At a time when education is regarded as the right of the child and the responsibility of every parent to see that their wards get appropriate education, it is pathetic to discover that thousands of Kamberi children living in the upper Niger region of Nigeria are hugely denied of any form of formal education.
Living mainly with their archaic farming oriented parents on both sides of Lake Kainji, North-West, Nigeria in areas such as Agwara, Rofia, Papiri, Guffanti, Mago, Luma, Babana, Wawa, Nasko, Sabon Fegi, Ibi and Zurguma in Niger State and in places like Yauri, Buirnin Yauri, Ngaski and Kwanji in Kebbi State, these children who can neither read or write English and even their closest language, Hausa, daily wish they can be like those children they usually heard of in the big cities.
An example of such Kamberi community is Dorowa Al-Barka and its cluster of communities such as Tongu Bio, Wadata, Kona, where most of the children don’t go to school. The few that are ‘fortunate’ enough to attend the often small mushroom school that are inadequate and far away from them are been taught in Kamberi and are mostly boys.
Girls education is more like a taboo in these places, as they would rather prefer to prepare the girls for early marriage another common phenomenon among them than get them basic education while the first child of every family whether boy or girl are forbidden from going to school.
Education has been rare in the history of these people who are among the poorest of the poor on the continent of Africa and arguably the most educationally disadvantaged among the already disadvantaged tribes in Northern Nigeria.
One school can serve 5 to 10 communities which are far from each other and this are only functional during the dry season. The education in these communities is that of a dry season school. Most of the children don’t go to school in the wet season as all the roads and paths leading to the village where the school is will be cleared off and impassable.
With so much passion and eagerness to learn couple with the ingenuity of the Kamberi people who are semi-nomadic which means many of the children homes can be hundreds of mile from the closets school to them.
In this age of increasing agitation for compulsory and free education for all children, in the hundreds of Kanmberis communities across the Niger region farming and animal rearing is the education that the average male child is exposed to while the females are aware that their own education from an early age will be in their young husband houses.
The Kamberis need education. Efforts need to be channel towards making it available to them though the terrain to where they live could be difficult to get to especially during the rainy season. If the country really wants to meet the MDG goal on education by 2015, then the education of Kamberi children and others in that region can surely takes us there.

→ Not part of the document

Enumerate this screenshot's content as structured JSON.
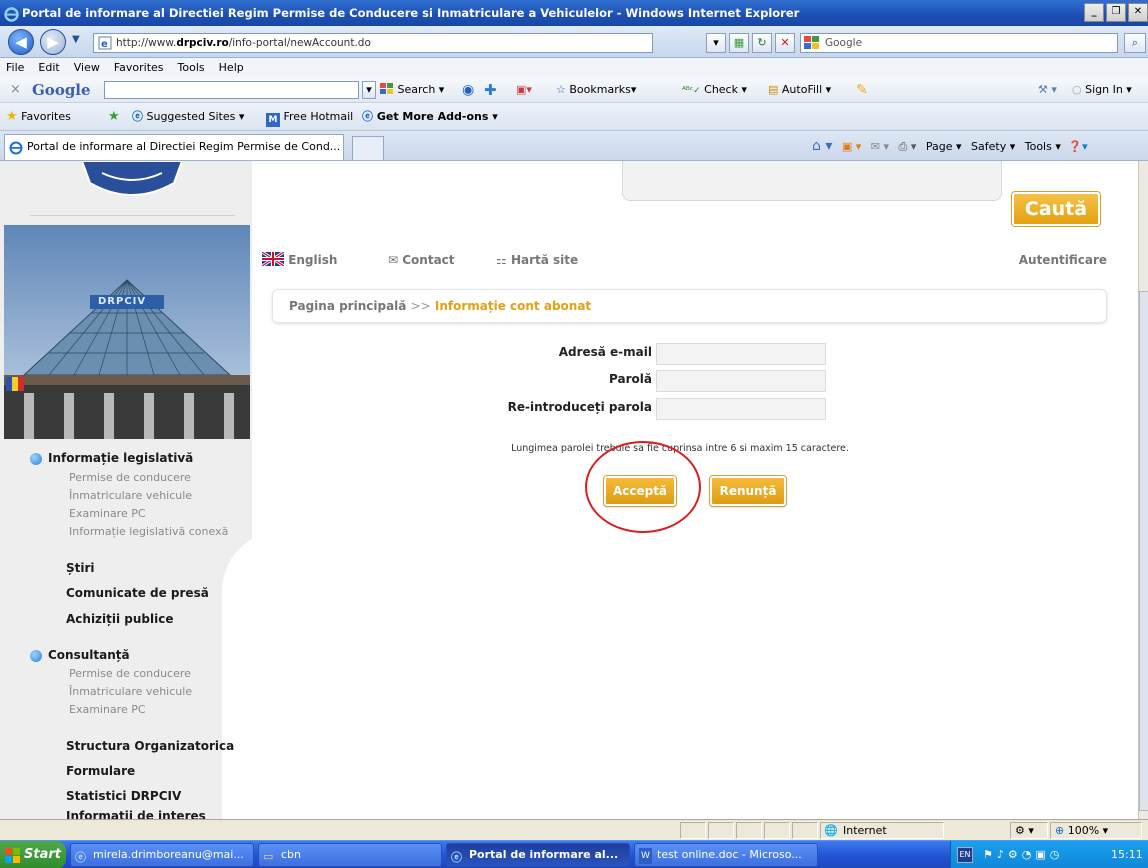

The children of Kamberi have been seriously disadvantaged throughout the generations with alarming rate of illiteracy across board. There is an urgent need for the government and organisation at all levels to help salvage the pains of the children of Kamberis tribe and the people will for generations be grateful for that.